Talk to your doctor or pharmacist for further advice.

Head lice treatments

Non-insecticidal treatment (10 day hair conditioner method)

  • Apply plenty of hair conditioner to the dry hair until saturated and use an ordinary comb to remove tangles.
  • Comb hair forward, backward, left and right using a fine metal tooth nit comb.
  • Remove lice from comb.
  • Rinse out and dry hair.
  • Repeat daily for 10 days.

Insecticidal treatment

  • Permethrin, pyrethrin or piperonyl butoxide may be used. Wash off before feeding.


  • Some antidepressants are considered compatible with breastfeeding. Discuss your options with your doctor or pharmacist.

Herbal preparations

  • There is very little information available on how herbal preparations transfer into breast milk or their effects on breastfeeding
  • Care should be exercised with their use.

Oral contraceptives (the pill)

  • The progesterone-only ‘minipill’ is the preferred oral contraceptive for breastfeeding women as the transfer to milk is minimal and breastfeeding is not affected.
  • The combined oestrogen-progesterone pill may decrease the quantity and alter the composition of breast milk.

Flu vaccine

  • Breastfeeding mothers may continue to breastfeed after being immunised with flu (influenza) vaccine.

More information

Contact the Obstetric Drug Information Service at the Women and Newborn Health Service for further information on the use of medications in breastfeeding mothers:

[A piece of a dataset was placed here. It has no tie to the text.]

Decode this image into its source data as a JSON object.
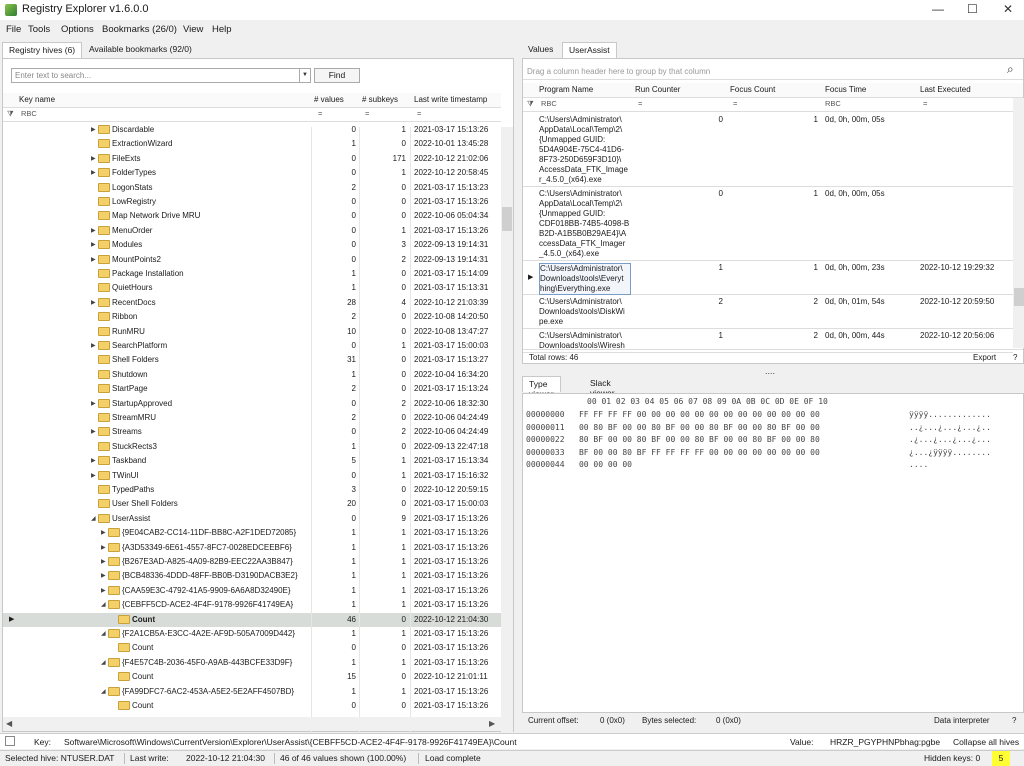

  • Phone: 6458 2723
  • Hours: 8.30am to 5.00pm Monday to Friday.

Breastfeeding Centre of WA